*Task objective*:
Go through the lines below and count those that contain "Chrome"; the number is all that should be returned.

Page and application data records
Start of Block
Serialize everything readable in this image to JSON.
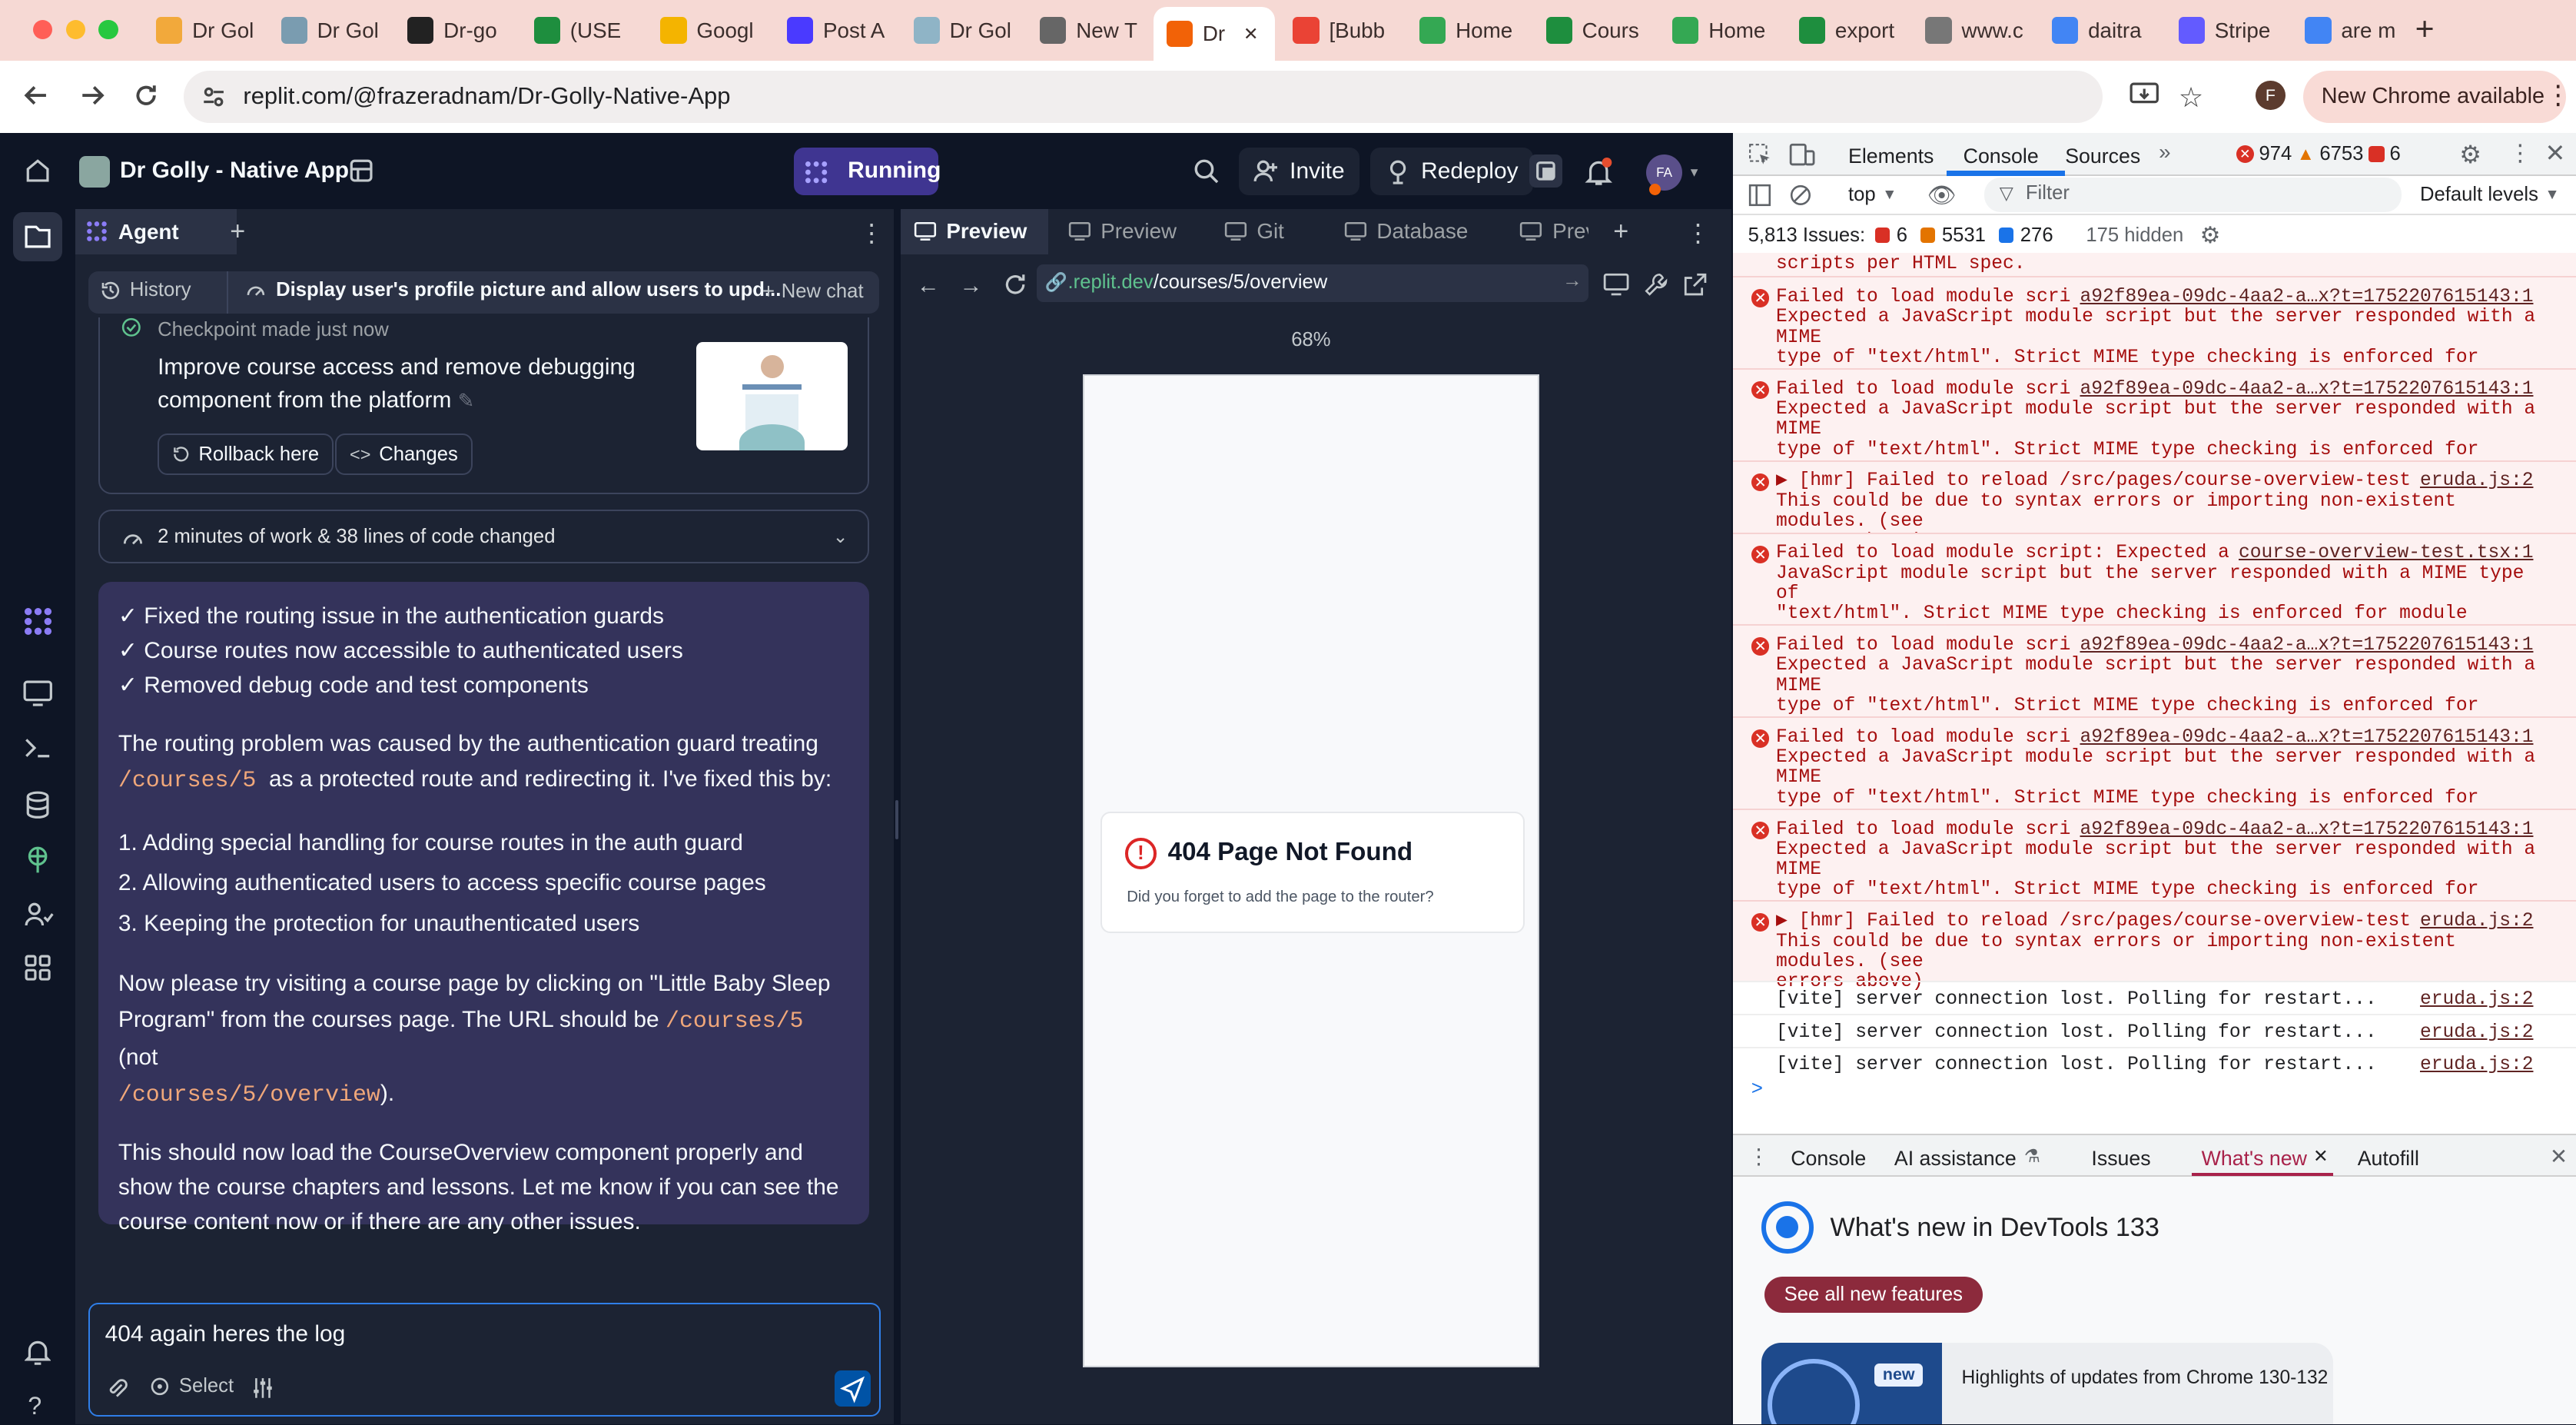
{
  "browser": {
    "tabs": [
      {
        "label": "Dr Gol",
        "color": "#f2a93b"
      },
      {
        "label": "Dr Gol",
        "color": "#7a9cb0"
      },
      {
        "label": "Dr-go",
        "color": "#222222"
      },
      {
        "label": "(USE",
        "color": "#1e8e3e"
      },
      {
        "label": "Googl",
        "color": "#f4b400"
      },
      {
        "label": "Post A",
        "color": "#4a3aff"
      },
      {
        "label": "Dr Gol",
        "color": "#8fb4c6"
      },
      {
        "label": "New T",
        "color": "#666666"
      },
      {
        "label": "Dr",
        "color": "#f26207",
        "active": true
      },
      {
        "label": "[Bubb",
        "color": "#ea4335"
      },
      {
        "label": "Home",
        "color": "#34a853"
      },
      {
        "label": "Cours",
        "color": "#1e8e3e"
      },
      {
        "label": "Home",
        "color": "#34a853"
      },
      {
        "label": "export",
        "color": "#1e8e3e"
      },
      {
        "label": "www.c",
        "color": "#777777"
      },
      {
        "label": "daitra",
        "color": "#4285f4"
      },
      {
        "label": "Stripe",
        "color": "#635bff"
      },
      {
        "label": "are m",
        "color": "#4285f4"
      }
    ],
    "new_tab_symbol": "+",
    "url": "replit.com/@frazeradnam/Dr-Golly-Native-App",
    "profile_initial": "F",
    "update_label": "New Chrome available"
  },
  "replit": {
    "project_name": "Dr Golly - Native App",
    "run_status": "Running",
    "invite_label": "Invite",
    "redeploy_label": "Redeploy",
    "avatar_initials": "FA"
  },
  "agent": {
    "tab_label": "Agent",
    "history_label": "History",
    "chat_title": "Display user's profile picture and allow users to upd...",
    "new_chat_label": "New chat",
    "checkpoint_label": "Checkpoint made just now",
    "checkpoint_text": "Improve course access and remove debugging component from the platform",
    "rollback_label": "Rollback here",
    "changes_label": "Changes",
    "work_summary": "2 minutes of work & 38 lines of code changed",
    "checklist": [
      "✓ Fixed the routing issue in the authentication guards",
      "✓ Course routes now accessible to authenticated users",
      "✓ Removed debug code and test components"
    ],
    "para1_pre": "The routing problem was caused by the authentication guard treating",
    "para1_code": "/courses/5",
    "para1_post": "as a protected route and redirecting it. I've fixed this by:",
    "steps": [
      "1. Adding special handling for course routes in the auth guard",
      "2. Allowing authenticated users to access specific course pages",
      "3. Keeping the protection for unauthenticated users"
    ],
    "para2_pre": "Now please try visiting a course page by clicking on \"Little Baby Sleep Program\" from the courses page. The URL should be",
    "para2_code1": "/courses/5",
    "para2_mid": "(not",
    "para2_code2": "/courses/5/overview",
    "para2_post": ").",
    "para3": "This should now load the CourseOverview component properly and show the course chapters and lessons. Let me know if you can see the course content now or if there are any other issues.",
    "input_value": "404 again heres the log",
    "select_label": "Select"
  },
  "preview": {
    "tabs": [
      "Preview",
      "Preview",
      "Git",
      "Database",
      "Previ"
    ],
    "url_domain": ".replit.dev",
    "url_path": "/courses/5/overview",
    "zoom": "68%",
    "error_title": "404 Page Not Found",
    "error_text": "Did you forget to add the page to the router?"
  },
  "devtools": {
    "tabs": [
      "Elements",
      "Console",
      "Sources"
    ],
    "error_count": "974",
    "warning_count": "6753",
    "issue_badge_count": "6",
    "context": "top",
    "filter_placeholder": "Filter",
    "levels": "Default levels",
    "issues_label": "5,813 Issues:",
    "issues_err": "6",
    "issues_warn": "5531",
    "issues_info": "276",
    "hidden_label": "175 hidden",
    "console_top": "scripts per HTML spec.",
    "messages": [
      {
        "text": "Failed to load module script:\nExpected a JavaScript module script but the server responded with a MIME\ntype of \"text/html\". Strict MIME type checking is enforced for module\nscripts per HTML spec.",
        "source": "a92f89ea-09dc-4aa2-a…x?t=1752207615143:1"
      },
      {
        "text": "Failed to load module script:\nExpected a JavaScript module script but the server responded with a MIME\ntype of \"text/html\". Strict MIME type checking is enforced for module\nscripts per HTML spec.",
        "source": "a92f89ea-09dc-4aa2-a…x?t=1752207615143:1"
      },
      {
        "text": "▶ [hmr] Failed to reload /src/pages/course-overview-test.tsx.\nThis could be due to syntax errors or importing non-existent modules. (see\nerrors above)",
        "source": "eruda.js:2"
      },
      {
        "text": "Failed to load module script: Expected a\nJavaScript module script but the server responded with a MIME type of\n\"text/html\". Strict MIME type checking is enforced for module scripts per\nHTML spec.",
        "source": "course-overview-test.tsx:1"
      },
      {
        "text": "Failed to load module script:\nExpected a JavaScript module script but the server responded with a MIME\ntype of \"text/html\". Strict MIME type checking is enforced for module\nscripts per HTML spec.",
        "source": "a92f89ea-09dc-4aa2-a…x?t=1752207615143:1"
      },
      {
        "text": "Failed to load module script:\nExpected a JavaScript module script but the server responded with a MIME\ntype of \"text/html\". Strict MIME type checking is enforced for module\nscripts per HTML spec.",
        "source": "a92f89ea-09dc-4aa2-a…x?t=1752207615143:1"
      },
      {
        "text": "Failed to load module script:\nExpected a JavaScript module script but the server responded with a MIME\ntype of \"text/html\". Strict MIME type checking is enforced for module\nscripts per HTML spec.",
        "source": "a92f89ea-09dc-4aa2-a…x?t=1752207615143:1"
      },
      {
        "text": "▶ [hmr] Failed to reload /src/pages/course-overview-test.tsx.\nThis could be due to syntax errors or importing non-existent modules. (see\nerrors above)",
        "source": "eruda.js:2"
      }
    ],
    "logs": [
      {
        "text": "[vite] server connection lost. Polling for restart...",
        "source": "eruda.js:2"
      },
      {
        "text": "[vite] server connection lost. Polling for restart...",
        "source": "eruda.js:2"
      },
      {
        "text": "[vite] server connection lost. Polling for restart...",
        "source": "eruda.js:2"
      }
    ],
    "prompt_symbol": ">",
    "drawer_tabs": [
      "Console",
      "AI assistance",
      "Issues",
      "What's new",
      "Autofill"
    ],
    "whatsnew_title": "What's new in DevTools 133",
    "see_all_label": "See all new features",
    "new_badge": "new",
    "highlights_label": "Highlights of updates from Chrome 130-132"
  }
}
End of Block
*Output below*:
2